|Publisher||Immigration and Refugee Board of Canada|
|Author||Research Directorate, Immigration and Refugee Board, Canada|
|Publication Date||22 July 2002|
|Citation / Document Symbol||URY39202.E|
|Cite as||Immigration and Refugee Board of Canada, Uruguay: Update to URY37313.E of 8 June 2001 on whether a father is required to sign a consent form for his child who is travelling outside the country with his/her mother; clarification of role of custody in passport issuance, 22 July 2002, URY39202.E, available at: http://www.refworld.org/docid/3f7d4e3131.html [accessed 6 December 2013]|
|Disclaimer||This is not a UNHCR publication. UNHCR is not responsible for, nor does it necessarily endorse, its content. Any views expressed are solely those of the author or publisher and do not necessarily reflect those of UNHCR, the United Nations or its Member States.|
Decree No. 167/93 dated 13 April 1993 outlines, in general terms, the requirements for issuing a passport to a minor. The Spanish language version of this law was provided to the Research Directorate by the Counsellor, Embassy of Uruguay, on 18 July 2002.
According to Decree No. 167/93, both parents must give their consent before a passport is issued to their child (13 April 1993). If parents are divorced and one has obtained sole custody, the parent with sole custody is able to obtain a passport without the consent of the non-custodial parent (ibid.). A court document indicating custody must be produced (ibid.).
Decree No. 167/93 also outlines the conditions for passport issuance for minors in a variety of situations including children who are wards of the state, children who have a parent who is considered incompetent, children who have a father who will not acknowledge his paternity, illegitimate children and adopted children, among others (ibid.).
In correspondence dated 18 July 2002, the Counsellor of the Embassy of Uruguay pointed out that Law No. 16.719 of 11 October 1995, the law reducing the age of majority from 21 to 18, amended Decree No. 167/93 accordingly.
This Response was prepared after researching publicly accessible information currently available to the Research Directorate within time constraints.
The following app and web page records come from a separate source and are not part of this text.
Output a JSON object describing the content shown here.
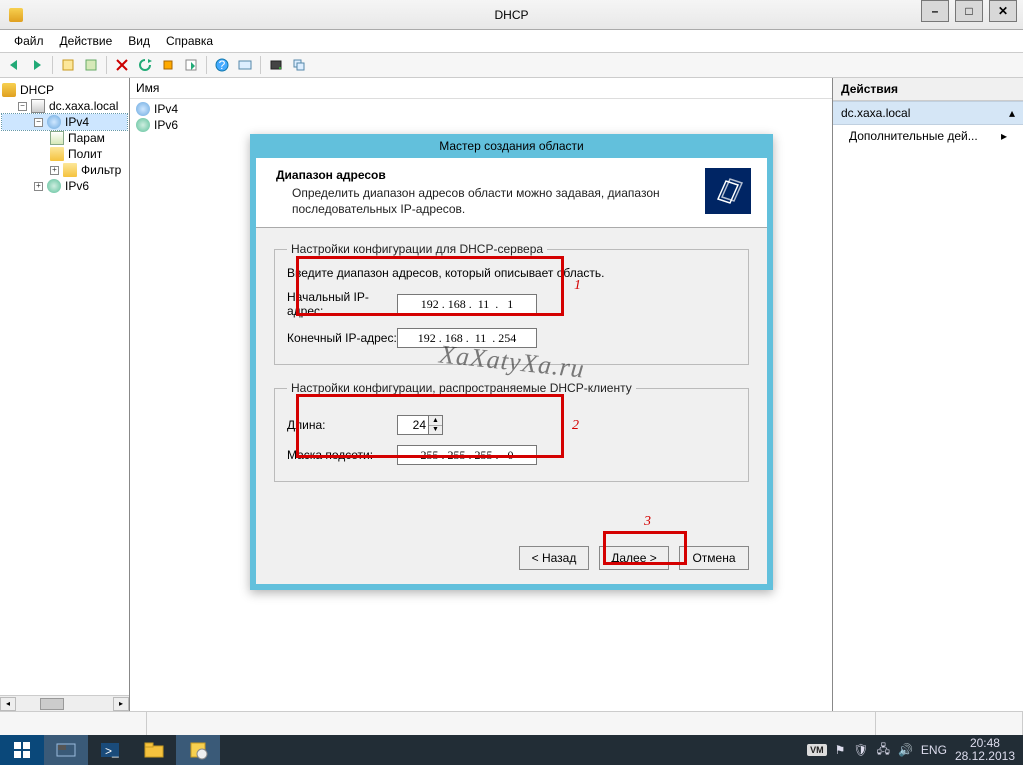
{
  "window": {
    "title": "DHCP"
  },
  "menu": {
    "file": "Файл",
    "action": "Действие",
    "view": "Вид",
    "help": "Справка"
  },
  "tree": {
    "root": "DHCP",
    "server": "dc.xaxa.local",
    "ipv4": "IPv4",
    "param": "Парам",
    "policy": "Полит",
    "filters": "Фильтр",
    "ipv6": "IPv6"
  },
  "list": {
    "header": "Имя",
    "ipv4": "IPv4",
    "ipv6": "IPv6"
  },
  "actions": {
    "header": "Действия",
    "context": "dc.xaxa.local",
    "more": "Дополнительные дей..."
  },
  "wizard": {
    "title": "Мастер создания области",
    "head_title": "Диапазон адресов",
    "head_desc": "Определить диапазон адресов области можно задавая, диапазон последовательных IP-адресов.",
    "group1_legend": "Настройки конфигурации для DHCP-сервера",
    "group1_hint": "Введите диапазон адресов, который описывает область.",
    "start_label": "Начальный IP-адрес:",
    "start_value": "192 . 168 .  11  .   1",
    "end_label": "Конечный IP-адрес:",
    "end_value": "192 . 168 .  11  . 254",
    "group2_legend": "Настройки конфигурации, распространяемые DHCP-клиенту",
    "length_label": "Длина:",
    "length_value": "24",
    "mask_label": "Маска подсети:",
    "mask_value": "255 . 255 . 255 .   0",
    "back": "< Назад",
    "next": "Далее >",
    "cancel": "Отмена"
  },
  "annotations": {
    "n1": "1",
    "n2": "2",
    "n3": "3"
  },
  "watermark": "XaXatyXa.ru",
  "taskbar": {
    "lang": "ENG",
    "time": "20:48",
    "date": "28.12.2013"
  }
}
This Response is not, and does not purport to be, conclusive as to the merit of any particular claim to refugee status or asylum. Please find below the list of additional sources consulted in researching this Information Request.
Embassy of the Oriental Republic of Uruguay, Ottawa. 13 April 1993. Decree No. 167/93.
_____. 18 July 2002. Correspondence with Counsellor.
Additional Sources Consulted
Internet sites including:
United Nations High Commissioner for Human Rights, Committee on the Rights of the Child
Interpol, Hague Convention on Civil Aspects of International Child Abduction database